**WORK TASK:**
All lines of the entries with "name" in them must be listed.

++++++++

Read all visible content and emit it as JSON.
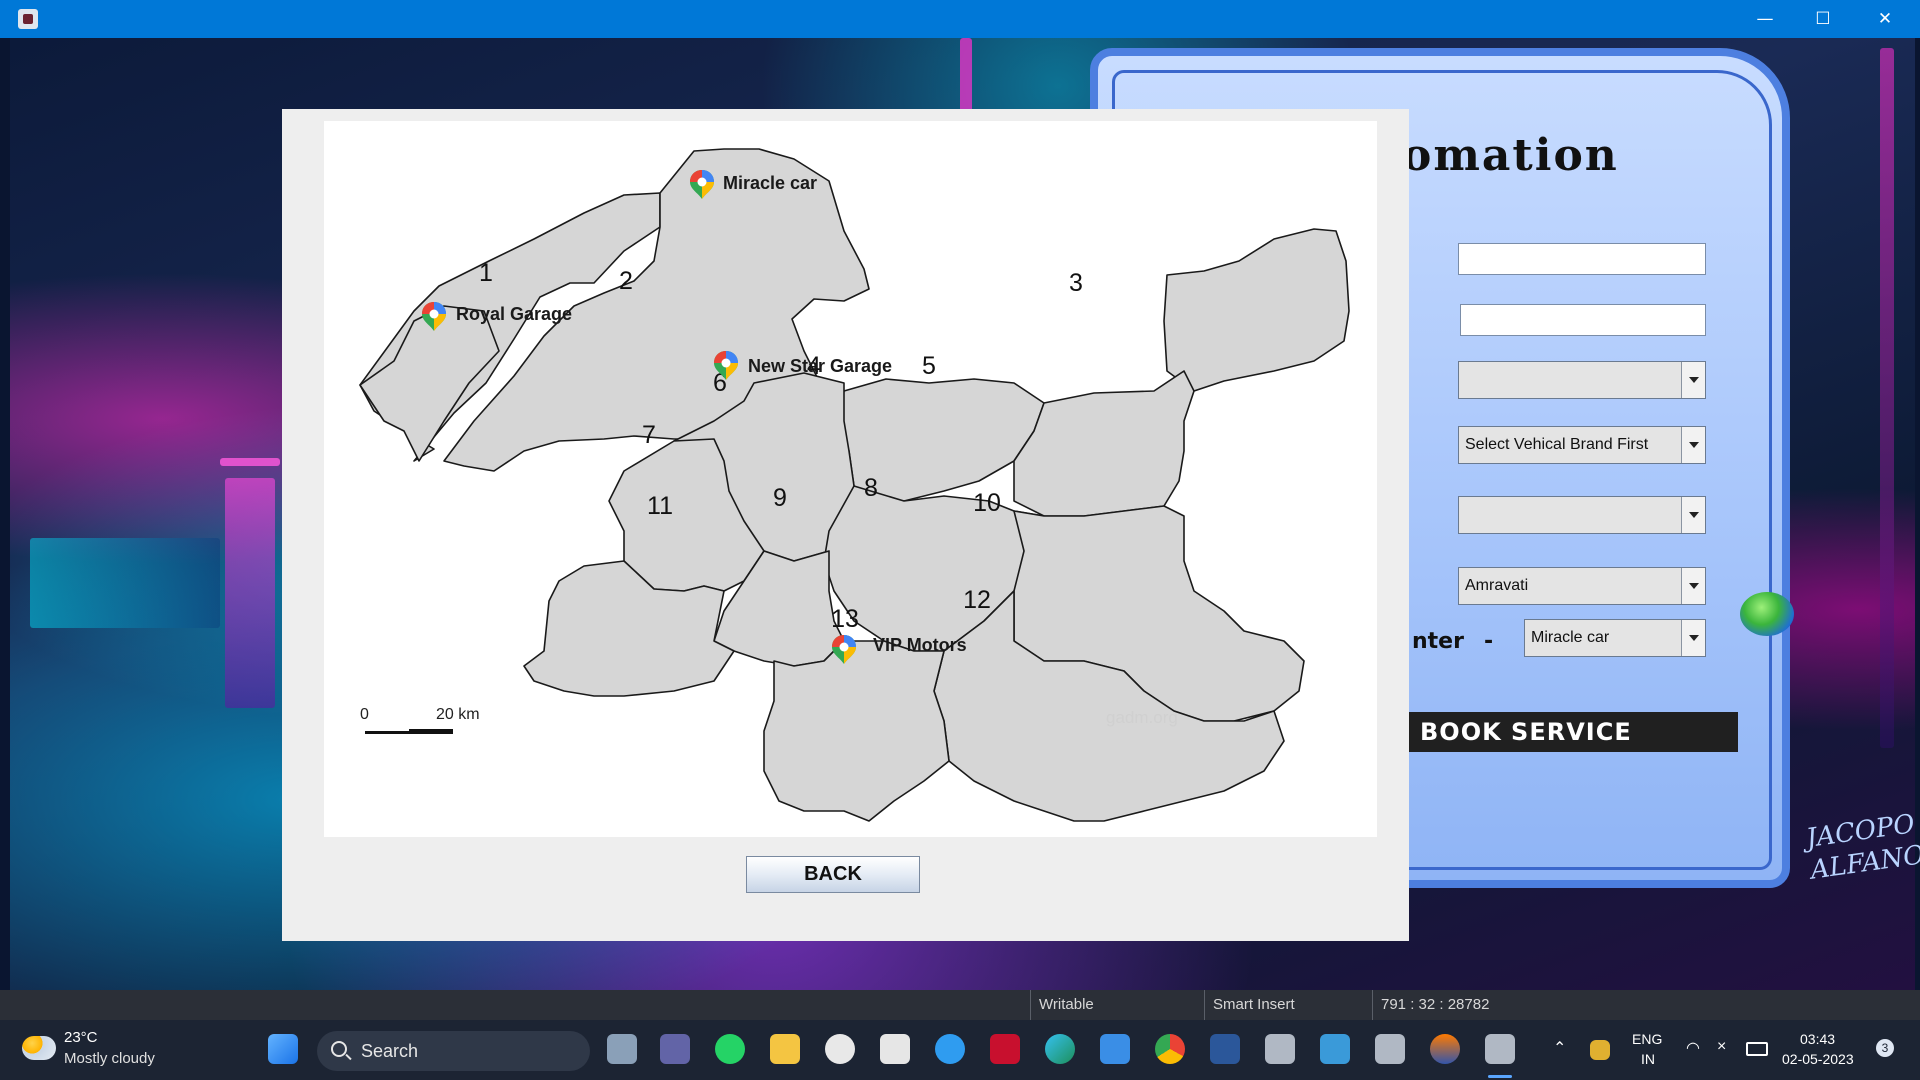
{
  "window": {
    "minimize_glyph": "—",
    "maximize_glyph": "☐",
    "close_glyph": "✕"
  },
  "background_app": {
    "title_fragment": "omation",
    "combo_brand": "Select Vehical Brand First",
    "combo_city": "Amravati",
    "center_label_fragment": "nter",
    "center_dash": "-",
    "combo_center": "Miracle car",
    "book_button": "BOOK SERVICE",
    "signature_line1": "JACOPO",
    "signature_line2": "ALFANO"
  },
  "map_dialog": {
    "districts": [
      {
        "number": "1"
      },
      {
        "number": "2"
      },
      {
        "number": "3"
      },
      {
        "number": "4"
      },
      {
        "number": "5"
      },
      {
        "number": "6"
      },
      {
        "number": "7"
      },
      {
        "number": "8"
      },
      {
        "number": "9"
      },
      {
        "number": "10"
      },
      {
        "number": "11"
      },
      {
        "number": "12"
      },
      {
        "number": "13"
      }
    ],
    "garages": [
      {
        "name": "Miracle car"
      },
      {
        "name": "Royal Garage"
      },
      {
        "name": "New Star Garage"
      },
      {
        "name": "VIP Motors"
      }
    ],
    "scale_start": "0",
    "scale_end": "20 km",
    "watermark": "gadm.org",
    "back_button": "BACK"
  },
  "statusbar": {
    "mode": "Writable",
    "insert_mode": "Smart Insert",
    "position": "791 : 32 : 28782"
  },
  "taskbar": {
    "weather_temp": "23°C",
    "weather_desc": "Mostly cloudy",
    "search_label": "Search",
    "language": "ENG",
    "region": "IN",
    "time": "03:43",
    "date": "02-05-2023",
    "notification_count": "3"
  },
  "colors": {
    "titlebar": "#0078d7",
    "taskbar": "#1c2433",
    "district_fill": "#d6d6d6",
    "panel_border": "#4d7fe0"
  }
}
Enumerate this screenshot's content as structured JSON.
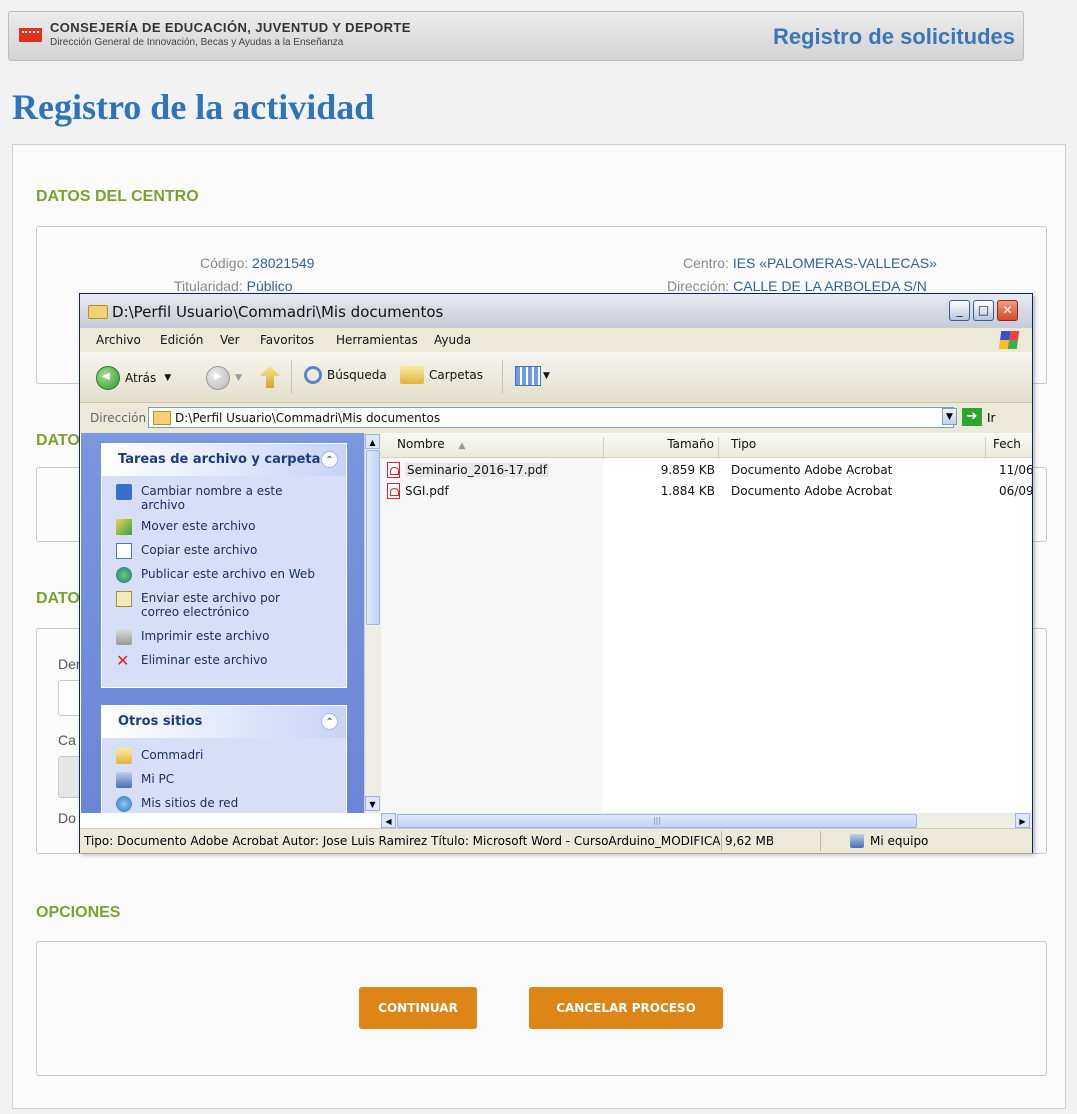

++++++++

**EXPECTED ANSWER:**
        "name": "Miracle car"
        "name": "Royal Garage"
        "name": "New Star Garage"
        "name": "VIP Motors"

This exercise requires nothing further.